Hell no, I would never rap again. I’d never rap again.


‘Cause a lot of people don’t know how to get out they own way. I had to get out my way to be successful. I wanna instill that in people coming up now. Sometimes, you being your best friend, you could be your worst enemy. I wanna inspire people [to see] there’s more than one way to get this shit accomplished.

Why do you think now is a great time for producers to launch their careers?

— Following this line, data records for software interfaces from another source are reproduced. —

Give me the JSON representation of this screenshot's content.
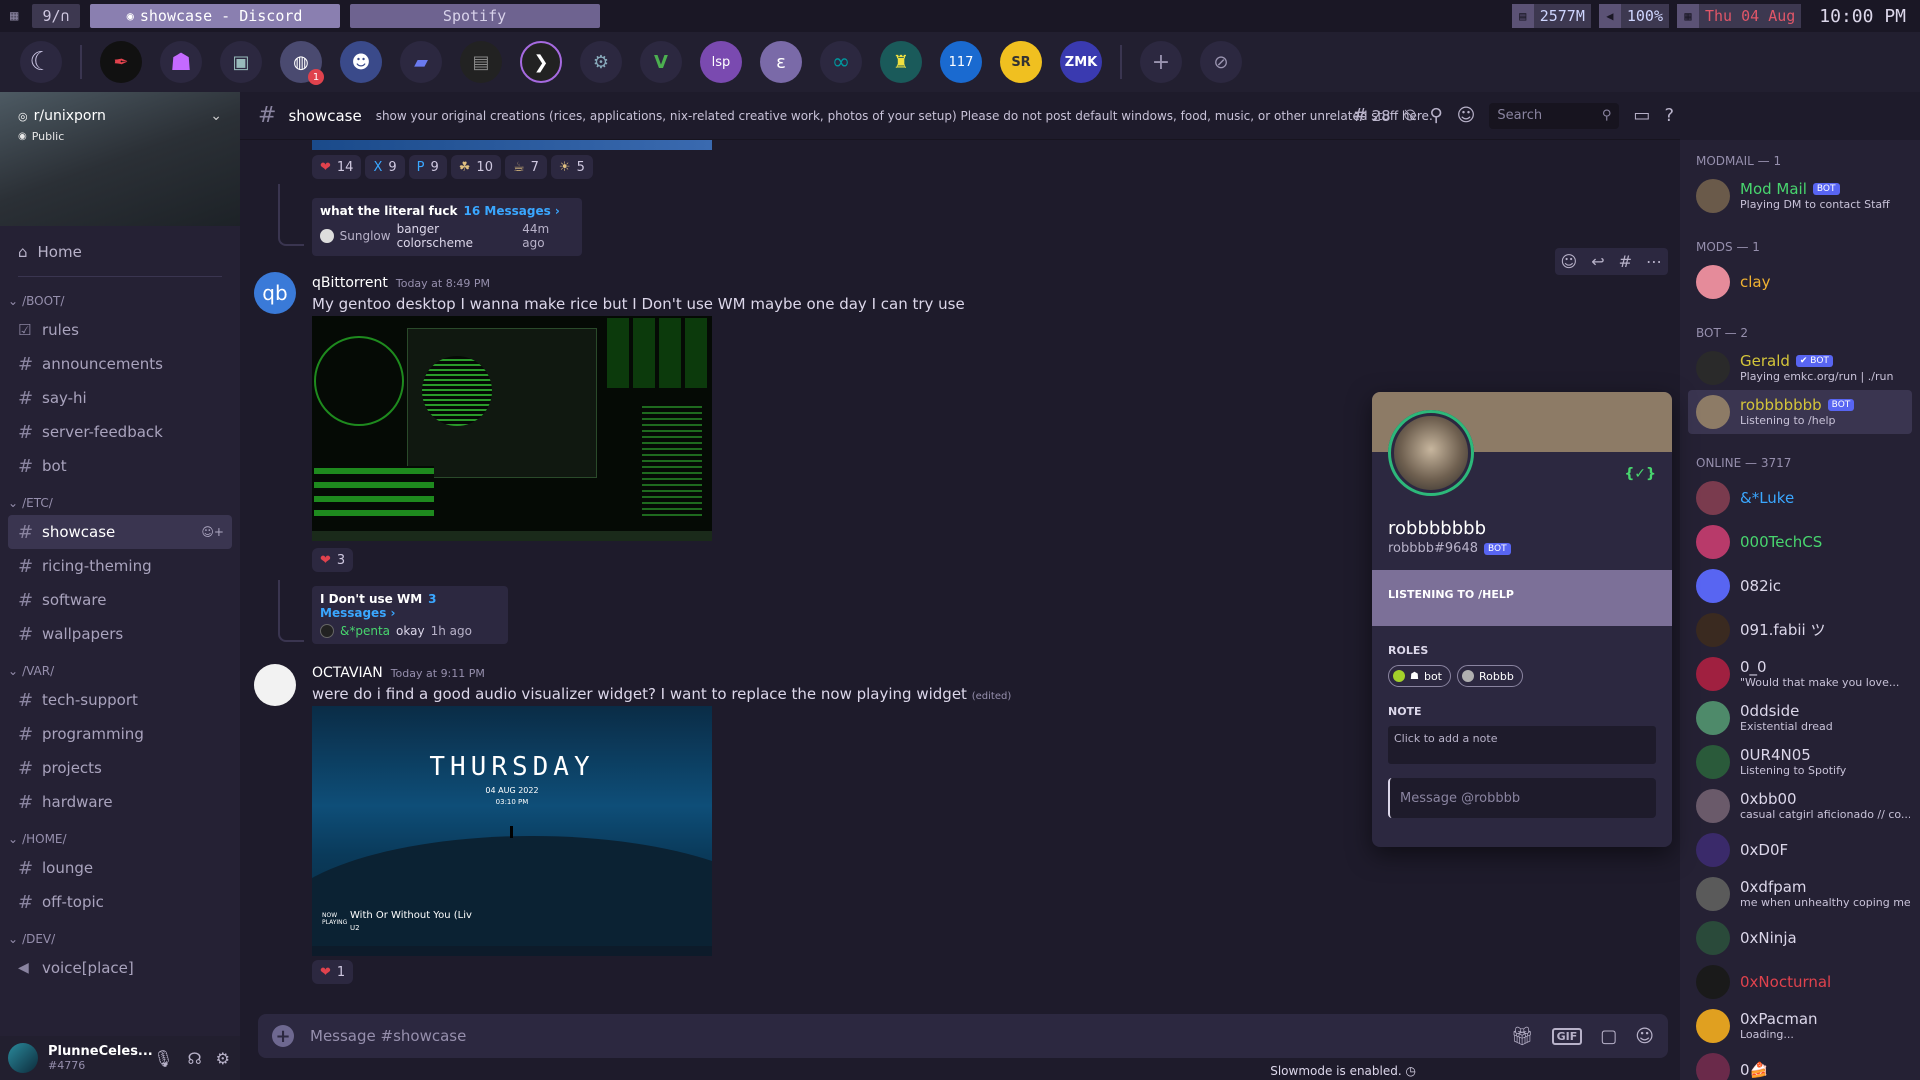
{
  "wmbar": {
    "workspace": "9/∩",
    "windows": [
      {
        "label": "showcase - Discord",
        "active": true
      },
      {
        "label": "Spotify",
        "active": false
      }
    ],
    "memory": "2577M",
    "volume": "100%",
    "date": "Thu 04 Aug",
    "clock": "10:00 PM"
  },
  "guilds": {
    "icons": [
      "moon-logo-icon",
      "feather-icon",
      "ghost-icon",
      "computer-icon",
      "globe-icon",
      "people-icon",
      "folder-icon",
      "terminal-block-icon",
      "terminal-prompt-icon",
      "gear-cloud-icon",
      "vim-icon",
      "lsp-icon",
      "emacs-icon",
      "arduino-icon",
      "lantern-icon",
      "number-icon",
      "sr-logo-icon",
      "zmk-icon",
      "add-server-icon",
      "explore-icon"
    ],
    "badge": "1",
    "zmk_label": "ZMK"
  },
  "server": {
    "name": "r/unixporn",
    "visibility": "Public"
  },
  "sidebar": {
    "home": "Home",
    "categories": [
      {
        "name": "/BOOT/",
        "channels": [
          "rules",
          "announcements",
          "say-hi",
          "server-feedback",
          "bot"
        ]
      },
      {
        "name": "/ETC/",
        "channels": [
          "showcase",
          "ricing-theming",
          "software",
          "wallpapers"
        ]
      },
      {
        "name": "/VAR/",
        "channels": [
          "tech-support",
          "programming",
          "projects",
          "hardware"
        ]
      },
      {
        "name": "/HOME/",
        "channels": [
          "lounge",
          "off-topic"
        ]
      },
      {
        "name": "/DEV/",
        "channels": [
          "voice[place]"
        ]
      }
    ],
    "selected": "showcase"
  },
  "user": {
    "name": "PlunneCeles...",
    "tag": "#4776"
  },
  "header": {
    "channel": "showcase",
    "topic": "show your original creations (rices, applications, nix-related creative work, photos of your setup) Please do not post default windows, food, music, or other unrelated stuff here.",
    "thread_count": "28",
    "search_placeholder": "Search"
  },
  "chat": {
    "top_reactions": [
      {
        "emoji": "❤",
        "count": "14"
      },
      {
        "emoji": "X",
        "count": "9"
      },
      {
        "emoji": "P",
        "count": "9"
      },
      {
        "emoji": "☘",
        "count": "10"
      },
      {
        "emoji": "☕",
        "count": "7"
      },
      {
        "emoji": "☀",
        "count": "5"
      }
    ],
    "thread1": {
      "title": "what the literal fuck",
      "count": "16 Messages ›",
      "last_user": "Sunglow",
      "last_text": "banger colorscheme",
      "time": "44m ago"
    },
    "msg1": {
      "author": "qBittorrent",
      "time": "Today at 8:49 PM",
      "text": "My gentoo desktop I wanna make rice but I Don't use WM maybe one day I can try use",
      "reaction": "3"
    },
    "thread2": {
      "title": "I Don't use WM",
      "count": "3 Messages ›",
      "last_user": "&*penta",
      "last_text": "okay",
      "time": "1h ago"
    },
    "msg2": {
      "author": "OCTAVIAN",
      "time": "Today at 9:11 PM",
      "text": "were do i find a good audio visualizer widget? I want to replace the now playing widget",
      "edited": "(edited)",
      "reaction": "1",
      "img_title": "THURSDAY",
      "img_date": "04 AUG 2022",
      "img_time": "03:10 PM",
      "img_song": "With Or Without You (Liv",
      "img_np": "NOW PLAYING",
      "img_artist": "U2"
    },
    "composer_placeholder": "Message #showcase",
    "slowmode": "Slowmode is enabled."
  },
  "members": {
    "sections": [
      {
        "title": "MODMAIL — 1",
        "items": [
          {
            "name": "Mod Mail",
            "bot": "BOT",
            "status": "Playing DM to contact Staff",
            "color": "#48d56e",
            "av": "#6a5a4a"
          }
        ]
      },
      {
        "title": "MODS — 1",
        "items": [
          {
            "name": "clay",
            "status": "",
            "color": "#f0b232",
            "av": "#e58b9a"
          }
        ]
      },
      {
        "title": "BOT — 2",
        "items": [
          {
            "name": "Gerald",
            "bot": "✔ BOT",
            "status": "Playing emkc.org/run | ./run",
            "color": "#d4c53a",
            "av": "#2a2a2a"
          },
          {
            "name": "robbbbbbb",
            "bot": "BOT",
            "status": "Listening to /help",
            "color": "#d4c53a",
            "av": "#8d7b66"
          }
        ]
      },
      {
        "title": "ONLINE — 3717",
        "items": [
          {
            "name": "&*Luke",
            "status": "",
            "color": "#3aa7ff",
            "av": "#7a3b4e"
          },
          {
            "name": "000TechCS",
            "status": "",
            "color": "#48d56e",
            "av": "#b83a6a"
          },
          {
            "name": "082ic",
            "status": "",
            "color": "#dcd7ea",
            "av": "#5865f2"
          },
          {
            "name": "091.fabii ツ",
            "status": "",
            "color": "#dcd7ea",
            "av": "#3a2a20"
          },
          {
            "name": "0_0",
            "status": "\"Would that make you love...",
            "color": "#dcd7ea",
            "av": "#a02040"
          },
          {
            "name": "0ddside",
            "status": "Existential dread",
            "color": "#dcd7ea",
            "av": "#4e8a6a"
          },
          {
            "name": "0UR4N05",
            "status": "Listening to Spotify",
            "color": "#dcd7ea",
            "av": "#2a5a3a"
          },
          {
            "name": "0xbb00",
            "status": "casual catgirl aficionado // co...",
            "color": "#dcd7ea",
            "av": "#6a5a6a"
          },
          {
            "name": "0xD0F",
            "status": "",
            "color": "#dcd7ea",
            "av": "#3a2a6a"
          },
          {
            "name": "0xdfpam",
            "status": "me when unhealthy coping me...",
            "color": "#dcd7ea",
            "av": "#5a5a5a"
          },
          {
            "name": "0xNinja",
            "status": "",
            "color": "#dcd7ea",
            "av": "#2a4a3a"
          },
          {
            "name": "0xNocturnal",
            "status": "",
            "color": "#e0424d",
            "av": "#1a1a1a"
          },
          {
            "name": "0xPacman",
            "status": "Loading...",
            "color": "#dcd7ea",
            "av": "#e0a020"
          },
          {
            "name": "0🍰",
            "status": "",
            "color": "#dcd7ea",
            "av": "#6a2a4a"
          }
        ]
      }
    ]
  },
  "popout": {
    "name": "robbbbbbb",
    "tag": "robbbb#9648",
    "bot": "BOT",
    "code_icon": "{✓}",
    "activity": "LISTENING TO /HELP",
    "roles_label": "ROLES",
    "roles": [
      {
        "name": "bot",
        "color": "#a3d12a"
      },
      {
        "name": "Robbb",
        "color": "#b0b0b0"
      }
    ],
    "note_label": "NOTE",
    "note_placeholder": "Click to add a note",
    "message_placeholder": "Message @robbbb"
  }
}
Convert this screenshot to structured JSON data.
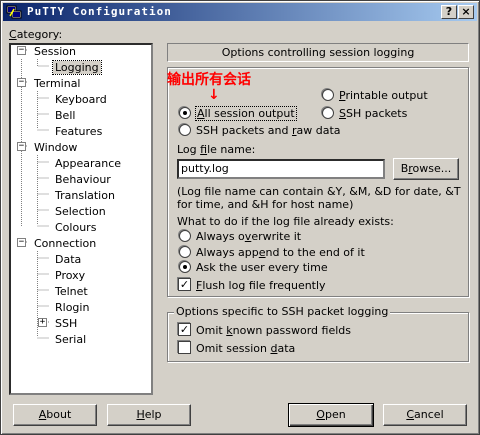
{
  "window": {
    "title": "PuTTY Configuration",
    "help_button": "?",
    "close_button": "×"
  },
  "category": {
    "label_prefix": "C",
    "label_rest": "ategory:"
  },
  "tree": [
    {
      "label": "Session",
      "expander": "−"
    },
    {
      "label": "Logging"
    },
    {
      "label": "Terminal",
      "expander": "−"
    },
    {
      "label": "Keyboard"
    },
    {
      "label": "Bell"
    },
    {
      "label": "Features"
    },
    {
      "label": "Window",
      "expander": "−"
    },
    {
      "label": "Appearance"
    },
    {
      "label": "Behaviour"
    },
    {
      "label": "Translation"
    },
    {
      "label": "Selection"
    },
    {
      "label": "Colours"
    },
    {
      "label": "Connection",
      "expander": "−"
    },
    {
      "label": "Data"
    },
    {
      "label": "Proxy"
    },
    {
      "label": "Telnet"
    },
    {
      "label": "Rlogin"
    },
    {
      "label": "SSH",
      "expander": "+"
    },
    {
      "label": "Serial"
    }
  ],
  "panel": {
    "heading": "Options controlling session logging",
    "annotation": "输出所有会话",
    "annotation_arrow": "↓",
    "logging_options": {
      "all_session_output": {
        "pre": "",
        "u": "A",
        "post": "ll session output"
      },
      "printable_output": {
        "pre": "",
        "u": "P",
        "post": "rintable output"
      },
      "ssh_packets": {
        "pre": "",
        "u": "S",
        "post": "SH packets"
      },
      "ssh_packets_raw": {
        "pre": "SSH packets and ",
        "u": "r",
        "post": "aw data"
      }
    },
    "log_file": {
      "label_pre": "Log ",
      "label_u": "f",
      "label_post": "ile name:",
      "value": "putty.log",
      "browse_pre": "B",
      "browse_u": "r",
      "browse_post": "owse..."
    },
    "note": "(Log file name can contain &Y, &M, &D for date, &T for time, and &H for host name)",
    "exists": {
      "label": "What to do if the log file already exists:",
      "overwrite": {
        "pre": "Always o",
        "u": "v",
        "post": "erwrite it"
      },
      "append": {
        "pre": "Always app",
        "u": "e",
        "post": "nd to the end of it"
      },
      "ask": {
        "pre": "Ask the user every time",
        "u": "",
        "post": ""
      }
    },
    "flush": {
      "pre": "",
      "u": "F",
      "post": "lush log file frequently"
    },
    "ssh_group": {
      "title": "Options specific to SSH packet logging",
      "omit_password": {
        "pre": "Omit ",
        "u": "k",
        "post": "nown password fields"
      },
      "omit_session": {
        "pre": "Omit session ",
        "u": "d",
        "post": "ata"
      }
    }
  },
  "state": {
    "selected_tree_item": "Logging",
    "logging_choice": "all_session_output",
    "exists_choice": "ask",
    "flush_checked": true,
    "omit_password_checked": true,
    "omit_session_checked": false
  },
  "buttons": {
    "about": {
      "u": "A",
      "post": "bout"
    },
    "help": {
      "u": "H",
      "post": "elp"
    },
    "open": {
      "u": "O",
      "post": "pen"
    },
    "cancel": {
      "u": "C",
      "post": "ancel"
    }
  },
  "colors": {
    "titlebar_start": "#0a246a",
    "titlebar_end": "#a6caf0",
    "face": "#d4d0c8",
    "annotation": "#ff0000"
  },
  "icons": {
    "app": "putty-computer-icon",
    "annotation_arrow": "down-arrow"
  }
}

Social media, you could be as big as you wanna be. Everybody’s somebody. I think producers are getting the pub that they deserve. It’s been that way for a minute. We can’t say that now is super-producer crazy. Metro Boomin has watched Timbaland. Hitmaka has watched Dr. Dre. We’re all a product.

Your debut single, “Thot Box,” features Meek Mill, 2 Chainz, A Boogie Wit Da Hoodie, Tyga, and YBN Nahmir. Who had the best verse?

It changes daily. At first, my favorite verse was Meek because he set it off first. When I created the song, he was the first person to do his verse. The song was created with Nahmir. He had a verse, and I’m like, “Nah, I gotta get this on my shit.” Meek did his verse first, then 2 Chainz… We had another record, but the single didn’t end up going as planned, so he went back and did his verse for me after I gave him “Rule The World.” After that, I think A Boogie is my favorite verse. Some people love Tyga; some people love Meek. That’s a great problem to have.

What did you learn from your first go-round as Yung Berg that benefited you as you entered the world as Hitmaka?

Just to be self-aware, to know what you’re doing, and to have the right people around you that want to help you succeed. Now, it’s more so a very small circle, a very concentrated group. I think that you can get more accomplished with three or four people that you’re on the same page with than 30 or 40 that wanna be in the same building.

How does it feel to be seeing the success as a producer and writer that you did not see as an artist?

Nothing. This is what it’s supposed to be. It is what it is. It doesn’t feel no way different. I’m still the same way, doing what I wanna do. I’m happy; I’m excited, and I’m getting paid to do what I love.

It sounds to me like you believe in the process.

For sure! I watched it change my life. My process is different from everybody’s process. I don’t want anybody [thinking] it’s this simple.

What is it about your process that makes you such a successful songwriter?

I know how to make a hit. I’ve been doing this shit since I was 14 years old. I was a professional at 14 years old; I had a record deal. It’s just consistency; every day, just doing this shit.

What advice would you give to an artist thinking of retooling their entire career?

Always refocus and rebrand. If something isn’t working right, refocus and rebrand. And you have to understand and accept that this is a career. What’s gon’ happen when you don’t have nothing else but this? You gotta treat it like you ain’t got nothing else. There are so many people doing it. If you are not treating it like there is nothing else, you behind on the race. For real.


Jay Critch Interview

“They Think I Got Bars, Wait ’til I Start Writing”: An Interview With Jay Critch

The 'Hood Favorite' talks his new project, New York's current hip-hop landscape, and writing vs. freestyling.

Kojey Radical, 2019

Kojey Radical Found His ‘Invincibility Card’: Interview

"The biggest thing I’ve learned in the last couple of years is how to deal with disappointment."

Wale, 2019

A Wale Interview About Writing

“Whether you like it or not, art’s timeless.”


Too Korean for America, Too American for Korea—An Interview With Dumbfoundead

“A lot of the immigrant stories are these coming-out-of-the-ashes kinds of stories, but I wanted to show the turnt-up immigrant, the ignorant immigrant.”